Although he retired from his primary care practice at UMass in 2023, Ledwith has continued his involvement with UMass Memorial Health’s Opioid Crisis Task Force, aka “Team Opioid.” In this role, Ledwith reviews clinical practice guidelines and the tools available for hospital and community physicians to assure safer prescription management. The team previously revised and implemented a trackable, user-friendly patient agreement about the purpose of the prescribed drug, how it should be taken and how a doctor would prescribe and monitor it. They are now helping clinical teams use the system tools to assure that prescribing is safely managed. “We’re documenting this for everybody on a long-term opioid and committing to review it with patients on a yearly basis,” he says.

Ledwith acknowledges that caring for patients with opioid use disorder can be daunting for primary care physicians, who are often overworked. He emphasizes the importance of regularly reviewing reports that track safe monitoring practices to decrease the burden on doctors. This practice, he says, can be managed by a medical assistant or an office coordinator, who can review reports and identify who is overdue for an office visit or needs a drug screening test the next time they come in.

 “We’re recommending that everybody on chronic opioids have a screening test — at least twice per year — for drugs of abuse and to confirm that they’re actually taking the drug that’s being prescribed,” he says. Ledwith routinely carries nasal naloxone, aka “Narcan,” to have it available in the event of an accidental overdose, and he recommends physicians co-prescribe it. “When they have a system in place for safely managing prescriptions, it actually becomes a pleasurable experience for doctors instead of something to dread.”

His goal for the future is to “develop approaches of creating new bridge clinics that will do the work of improving the chronic opioid prescribing for pain as well as getting people struggling with pain killers stabilized on Suboxone.” He says that when the patient is stable, “it’s easier for the primary care physician to continue the therapy that seems to be working.”

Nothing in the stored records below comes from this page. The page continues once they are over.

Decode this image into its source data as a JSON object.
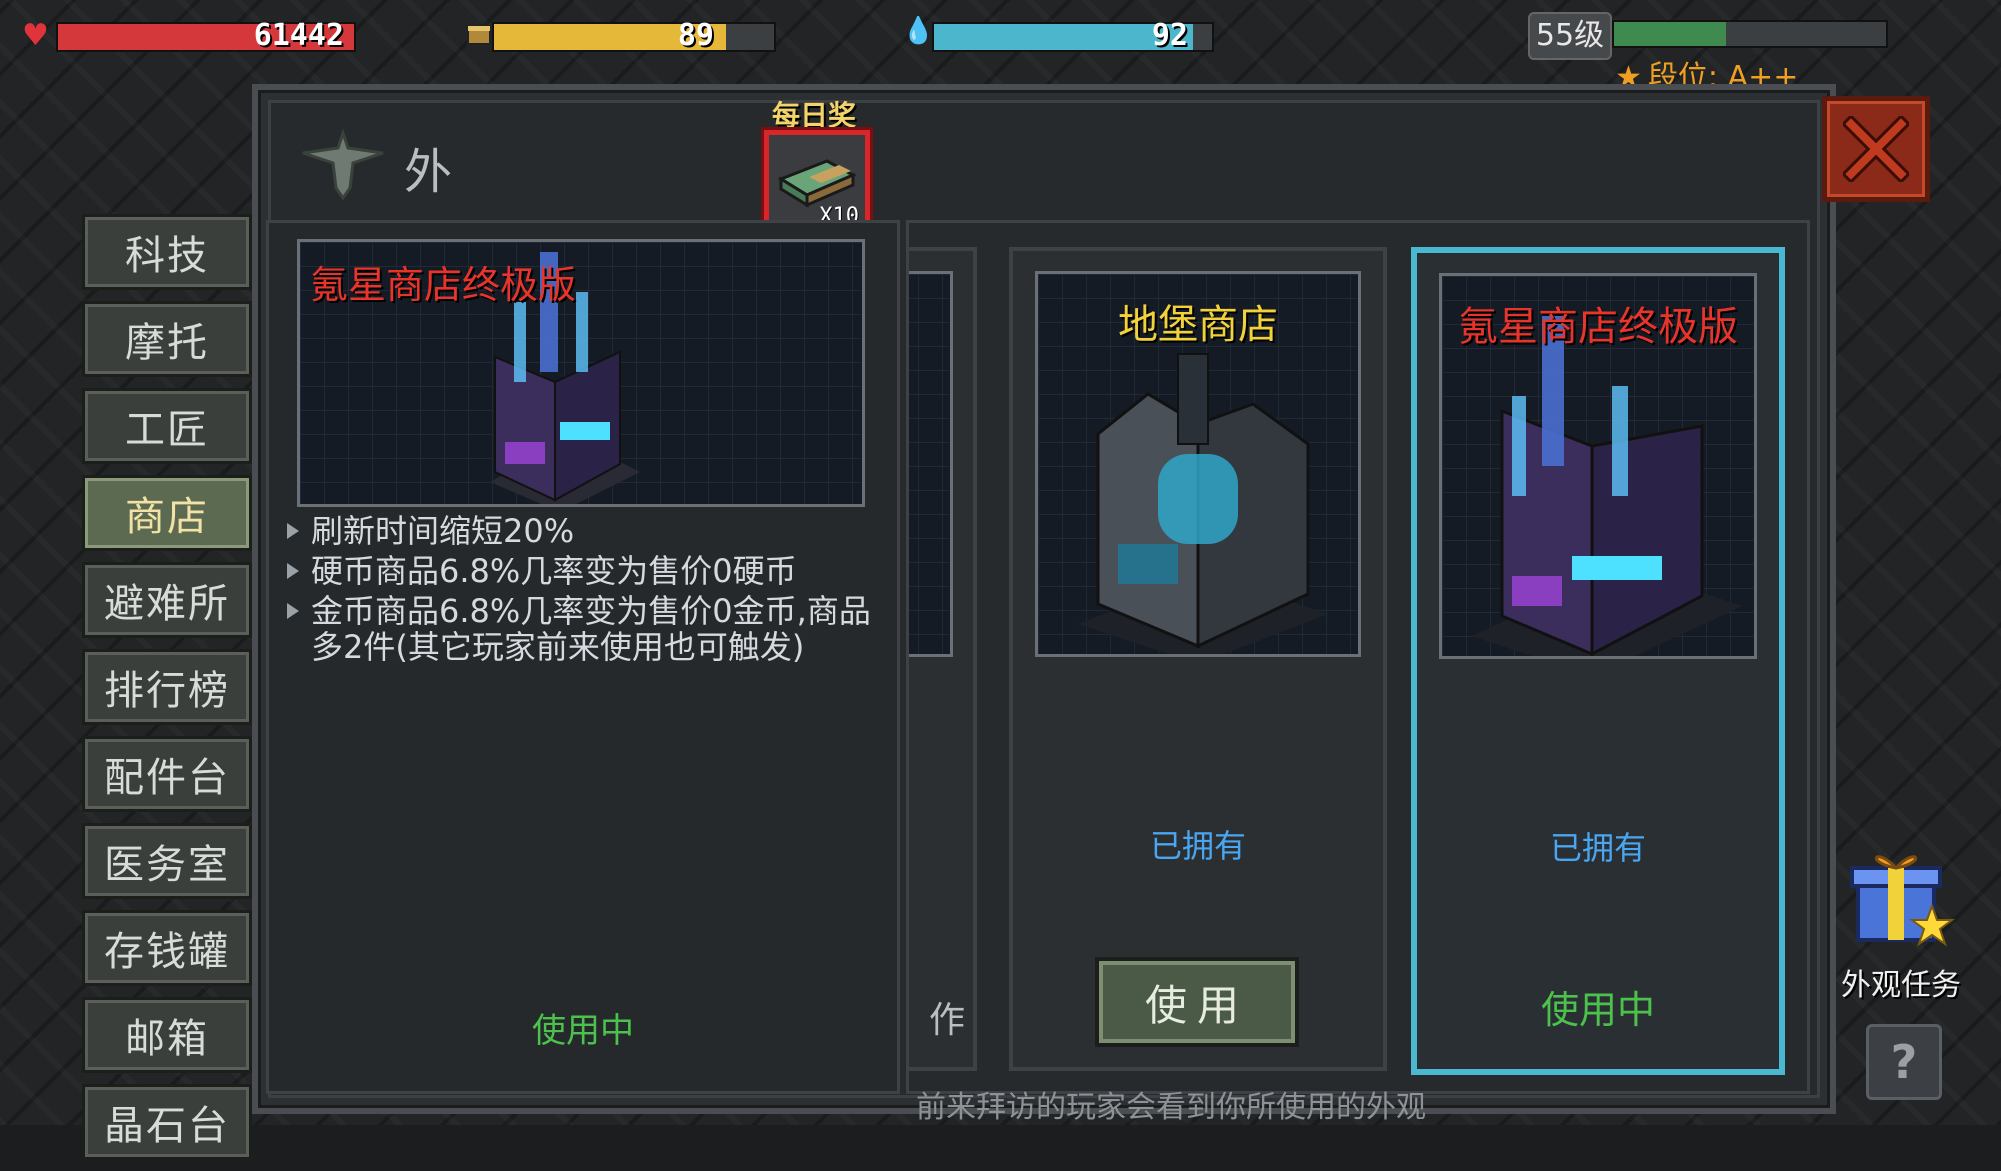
{
  "hud": {
    "hp": {
      "value": "61442",
      "fill": 1.0,
      "color": "#d4383a",
      "icon": "heart-icon"
    },
    "food": {
      "value": "89",
      "fill": 0.83,
      "color": "#e6b83a",
      "icon": "food-can-icon"
    },
    "water": {
      "value": "92",
      "fill": 0.93,
      "color": "#4bb6cc",
      "icon": "water-drops-icon"
    },
    "level": "55级",
    "level_progress": 0.41,
    "level_bar_color": "#3f8a4f",
    "rank_label": "段位: A++"
  },
  "window": {
    "title": "外观",
    "daily_reward": {
      "label": "每日奖",
      "count": "X10",
      "icon": "money-stack-icon"
    }
  },
  "tabs": [
    {
      "label": "科技",
      "active": false
    },
    {
      "label": "摩托",
      "active": false
    },
    {
      "label": "工匠",
      "active": false
    },
    {
      "label": "商店",
      "active": true
    },
    {
      "label": "避难所",
      "active": false
    },
    {
      "label": "排行榜",
      "active": false
    },
    {
      "label": "配件台",
      "active": false
    },
    {
      "label": "医务室",
      "active": false
    },
    {
      "label": "存钱罐",
      "active": false
    },
    {
      "label": "邮箱",
      "active": false
    },
    {
      "label": "晶石台",
      "active": false
    }
  ],
  "detail": {
    "name": "氪星商店终极版",
    "effects": [
      "刷新时间缩短20%",
      "硬币商品6.8%几率变为售价0硬币",
      "金币商品6.8%几率变为售价0金币,商品多2件(其它玩家前来使用也可触发)"
    ],
    "status": "使用中"
  },
  "cards": {
    "partial_text": "作",
    "bunker": {
      "title": "地堡商店",
      "title_color": "#f2d23a",
      "owned": "已拥有",
      "button": "使用"
    },
    "krypton": {
      "title": "氪星商店终极版",
      "title_color": "#e8342a",
      "owned": "已拥有",
      "status": "使用中"
    }
  },
  "footer_note": "前来拜访的玩家会看到你所使用的外观",
  "appearance_task": {
    "label": "外观任务",
    "icon": "gift-box-icon"
  },
  "help": "?"
}
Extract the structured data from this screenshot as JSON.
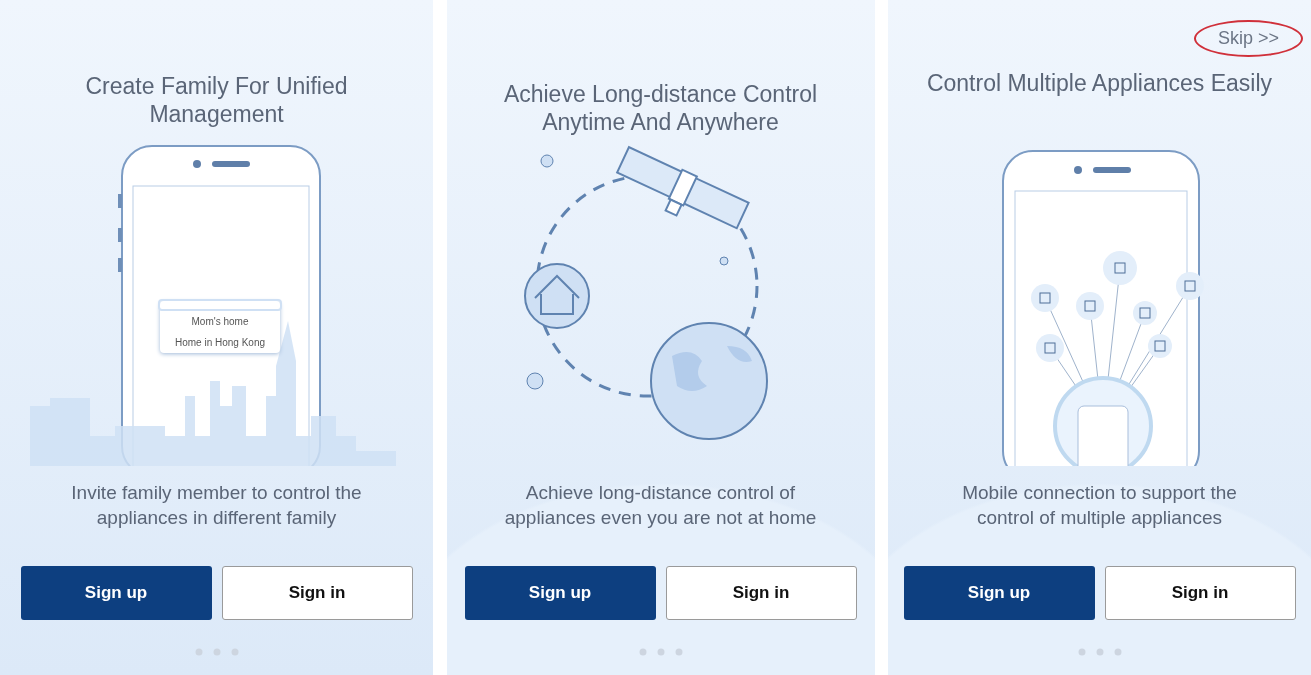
{
  "panels": [
    {
      "kind": "family",
      "title": "Create Family For Unified Management",
      "menu": [
        "Mom's home",
        "Home in Hong Kong"
      ],
      "description": "Invite family member to control the appliances in different family",
      "buttons": [
        {
          "label": "Sign up",
          "kind": "primary"
        },
        {
          "label": "Sign in",
          "kind": "secondary"
        }
      ]
    },
    {
      "kind": "satellite",
      "title": "Achieve Long-distance Control Anytime And Anywhere",
      "description": "Achieve long-distance control of appliances even you are not at home",
      "buttons": [
        {
          "label": "Sign up",
          "kind": "primary"
        },
        {
          "label": "Sign in",
          "kind": "secondary"
        }
      ]
    },
    {
      "kind": "appliances",
      "skip": {
        "label": "Skip >>",
        "highlighted": true
      },
      "title": "Control Multiple Appliances Easily",
      "description": "Mobile connection to support the control of multiple appliances",
      "buttons": [
        {
          "label": "Sign up",
          "kind": "primary"
        },
        {
          "label": "Sign in",
          "kind": "secondary"
        }
      ]
    }
  ]
}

Ledwith enjoys his remote consulting work in retirement.

“It's been very fulfilling, and I have loved being a teacher and mentor to medical students and resident physicians,” he says. “Working with my colleagues who are in practice is equally fulfilling in terms of being able to address a very keen practice need and guide people in how to implement systems that allow them to more comfortably take care of patients with a complex problem. I’ll try to continue doing so as long as I can.”

He notes that while final statistics are still pending, early data suggests that the U.S. may finally be at a point where we have not had another increase in opioid overdose deaths in 2023, compared to previous years.

“I'm not sure I changed the world a lot,” he says, “but I guess I’m changing it a little bit at a time. One family doctor and one patient at a time.”